They additionally discovered costumes that are an accurate portrayal of attire from the day and age.The general disposition and mood of the movie are fundamentally the same as the novel.The convict tells Pip he had been noble, and the convict never forgot it.
He tells the man that he hopes his gratitude caused him to alter his life. He starts to faint when the man leads him to the couch.
It wasn’t necessary for him to find Pip and thank him. The convict tells Pip that he swore that every guinea he made would go to Pip.
Be that as it may, the 1946 film is unique about the book in various ways The novel and movie are both about the narrative of a young man named Pip and his general battle to get away from his manifest destiny as a metal forger’s understudy.
Miss Havisham is a severe lady solidified in time, which has an adopted little girl, named Estella that Pip tragically, falls in love with her.
The man keeps holding out his hands as if to embrace Pip.
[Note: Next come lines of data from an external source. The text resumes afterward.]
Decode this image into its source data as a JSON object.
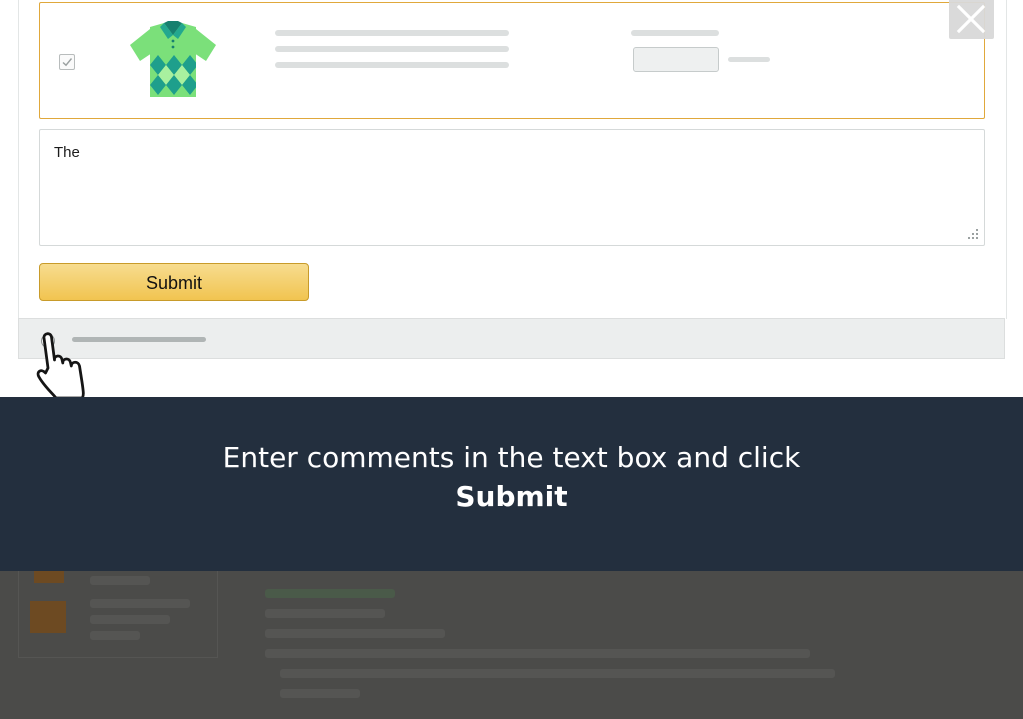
{
  "comment": {
    "value": "The"
  },
  "submit_button": {
    "label": "Submit"
  },
  "instruction": {
    "text": "Enter comments in the text box and click",
    "emphasis": "Submit"
  },
  "icons": {
    "close": "close-icon",
    "checkbox": "checkmark-icon",
    "product": "polo-shirt-icon",
    "pointer": "hand-pointer-icon",
    "resize": "resize-grip-icon"
  },
  "colors": {
    "banner_bg": "#232f3e",
    "highlight_border": "#e0a83b",
    "button_top": "#f7dc8f",
    "button_bottom": "#f1c450",
    "overlay": "#4b4b49"
  }
}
The man looks around the apartment in pleasure, as if he is responsible for it. He is upset to find out that Miss Havisham isn’t his benefactor. He was merely a tool used to provoke her greedy relatives and for Estella to practice her wiles on. It had been justified when he thought he would get with Estella.The film additionally makes a decent showing with regards to the presentation of the outfits.They made the characters look precisely like their part when fitting in the act.Pip is about to tell him that they can’t keep company, but the words die out. Pip asks what he does, and the convict replies he is a sheep farmer and stock breeder. He would work hard so that Pip could have an easy life. The convict asks Pip if he ever suspected that he was his benefactor. The convict says it was him and only him—with the help of Mr. He offers the man something to drink, which the stranger accepts. Pip abhors the man despite the revelation that he is his benefactor. When he spent lonely years with only the sheep for company, he would picture Pip’s face. The film concentrated altogether on the romantic tale between Finn (Pip) and Estella.What’s more, rather than Pip going to London to start his education as an honorable man, Finn goes to New York to wind up plainly a renowned artisan.In the two forms, a secretive and anonymous supporter gives Pip cash so he can turn into a courteous fellow in London.All through the film form of Great Expectations, what happens to Pip is like what transpires in Dickens’ novel.CHAPTER 39 Pip leaves Barnard’s Inn for the Temple. The stranger seems glad to see Pip, and Pip resents him for it.He and Herbert part for a year when Herbert goes on a business trip, but they remain good friends. Late one rainy night, he hears someone on the stairs. The man seems to expect Pip to respond to him in a warm fashion.